**Description of the task**
Lift out each line of the data that holds "structured".

==== Dataset excerpts ====

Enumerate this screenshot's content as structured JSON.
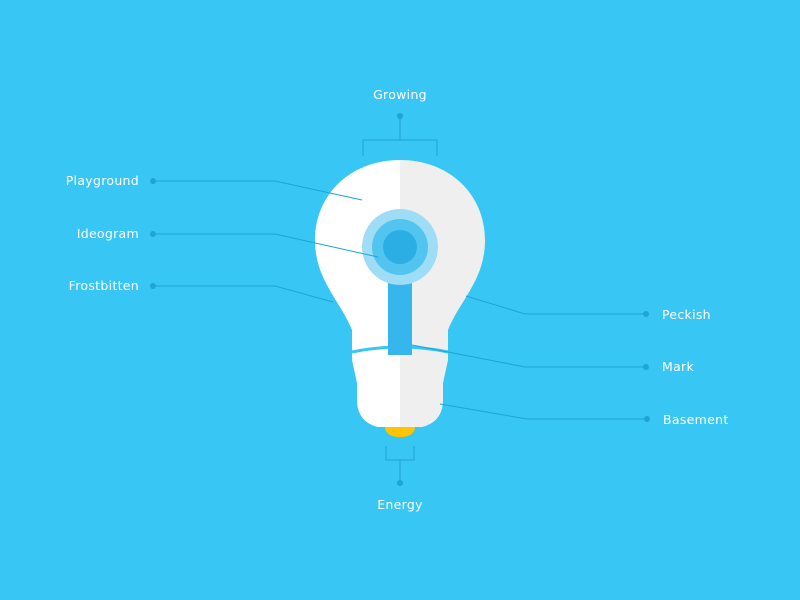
{
  "colors": {
    "background": "#38c6f4",
    "bulb_white": "#ffffff",
    "bulb_shade": "#efefef",
    "accent_blue": "#35b6ec",
    "connector": "#1fa3d8",
    "base_cap": "#ffc300"
  },
  "labels": {
    "top": "Growing",
    "bottom": "Energy",
    "left": [
      "Playground",
      "Ideogram",
      "Frostbitten"
    ],
    "right": [
      "Peckish",
      "Mark",
      "Basement"
    ]
  }
}
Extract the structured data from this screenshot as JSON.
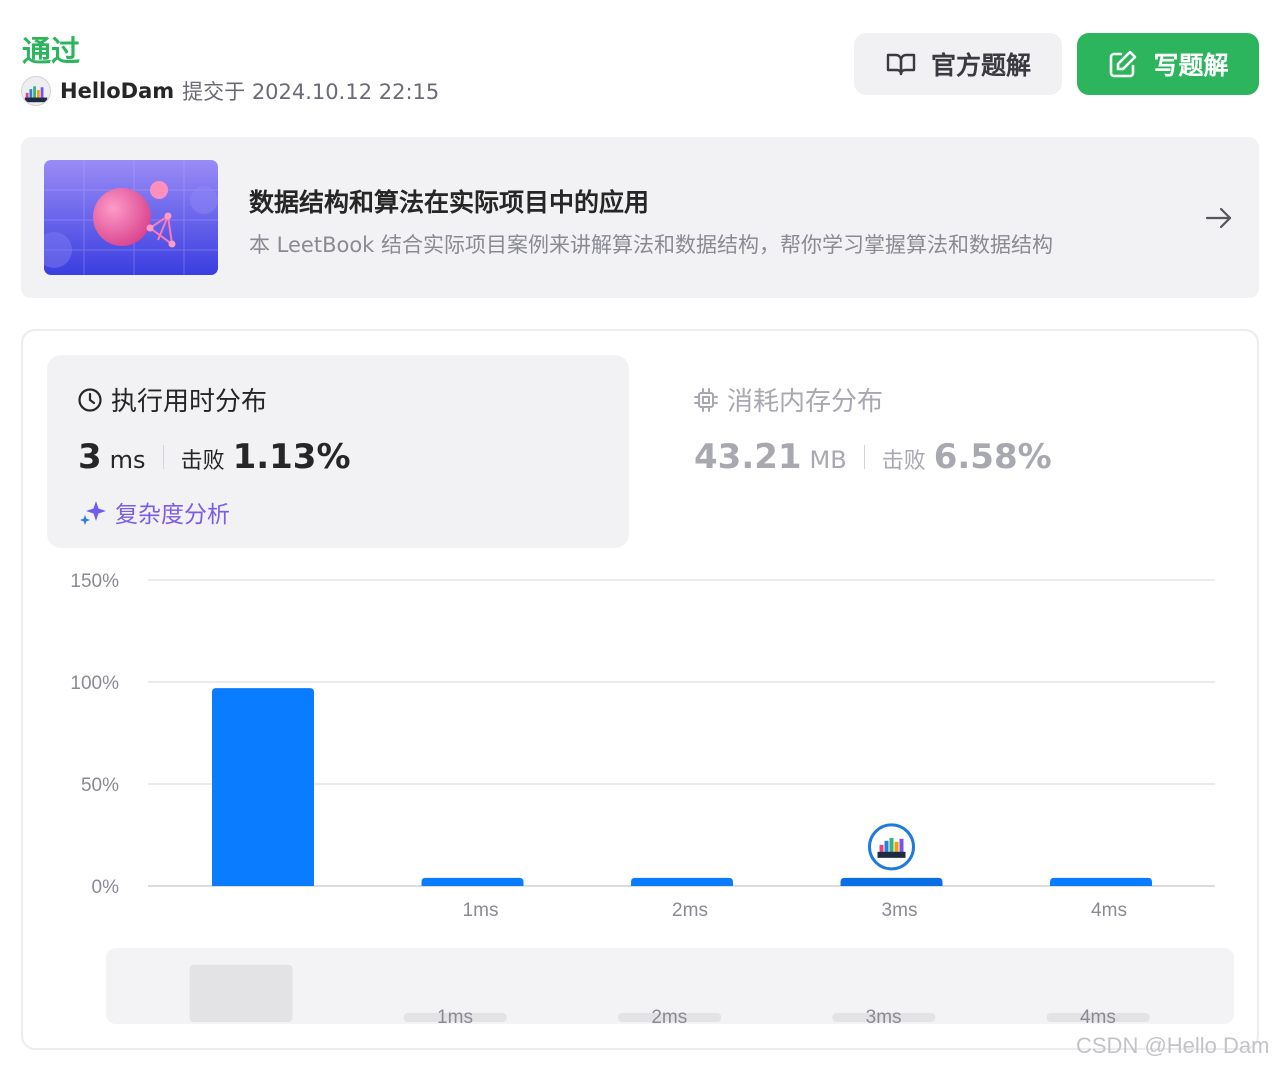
{
  "header": {
    "status": "通过",
    "username": "HelloDam",
    "submitted_text": "提交于 2024.10.12 22:15",
    "avatar_icon": "user-avatar-icon"
  },
  "actions": {
    "official_solution": "官方题解",
    "official_icon": "open-book-icon",
    "write_solution": "写题解",
    "write_icon": "edit-icon"
  },
  "leetbook": {
    "title": "数据结构和算法在实际项目中的应用",
    "description": "本 LeetBook 结合实际项目案例来讲解算法和数据结构，帮你学习掌握算法和数据结构",
    "arrow_icon": "arrow-right-icon"
  },
  "runtime": {
    "heading": "执行用时分布",
    "icon": "clock-icon",
    "value": "3",
    "unit": "ms",
    "beat_label": "击败",
    "beat_pct": "1.13%",
    "analysis_link": "复杂度分析",
    "analysis_icon": "sparkle-icon"
  },
  "memory": {
    "heading": "消耗内存分布",
    "icon": "chip-icon",
    "value": "43.21",
    "unit": "MB",
    "beat_label": "击败",
    "beat_pct": "6.58%"
  },
  "colors": {
    "accent_green": "#2db55d",
    "bar_blue": "#0a7cff",
    "analysis_purple": "#7c5ce5"
  },
  "chart_data": {
    "type": "bar",
    "categories": [
      "",
      "1ms",
      "2ms",
      "3ms",
      "4ms"
    ],
    "values": [
      97,
      4,
      4,
      4,
      4
    ],
    "ylim": [
      0,
      150
    ],
    "yticks": [
      "0%",
      "50%",
      "100%",
      "150%"
    ],
    "ytick_values": [
      0,
      50,
      100,
      150
    ],
    "grid": true,
    "highlight_category": "3ms",
    "navigator_ticks": [
      "1ms",
      "2ms",
      "3ms",
      "4ms"
    ]
  },
  "watermark": "CSDN @Hello Dam"
}
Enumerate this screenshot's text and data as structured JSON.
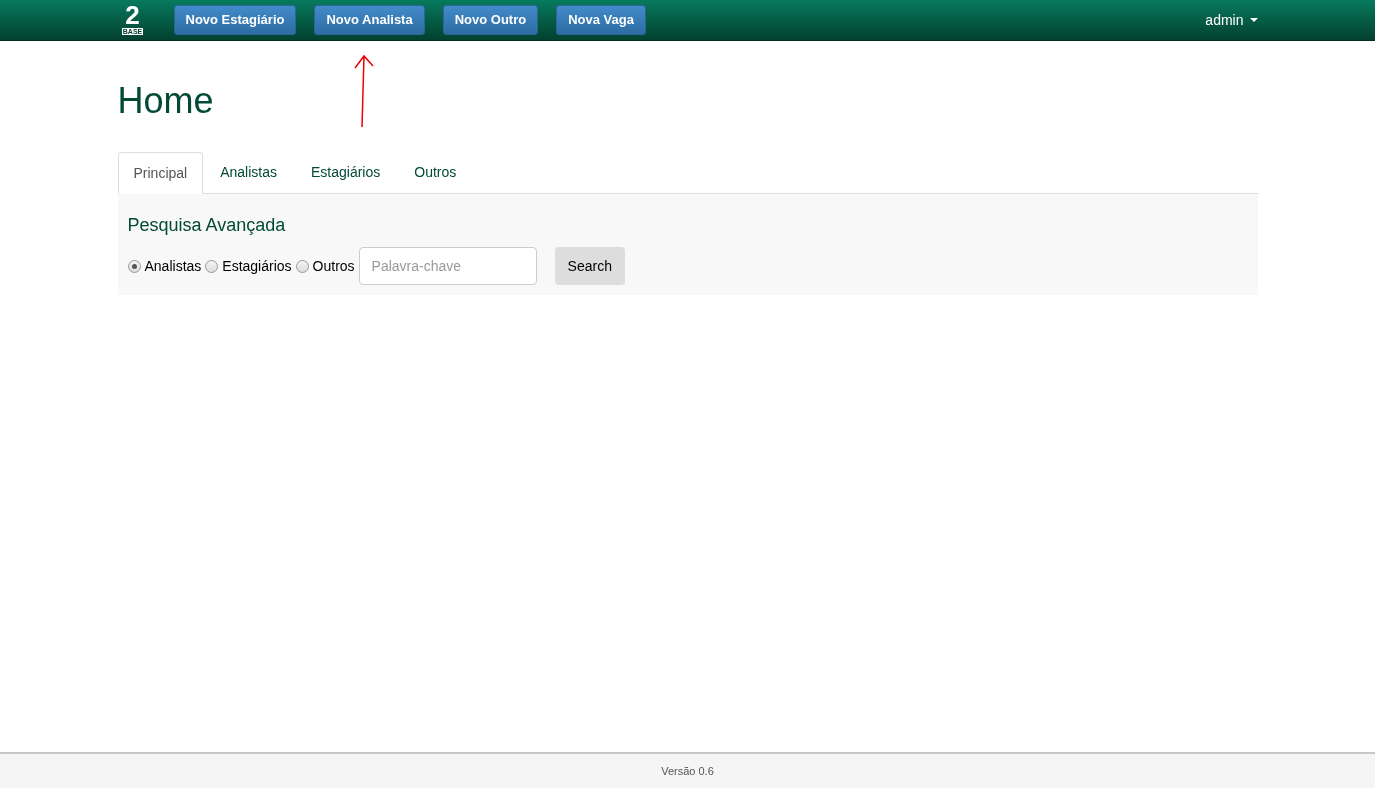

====

**Response to the task**
Enumerate this screenshot's content as structured JSON.
Extract the structured data from this screenshot as JSON.
Enumerate this screenshot's text and data as structured JSON.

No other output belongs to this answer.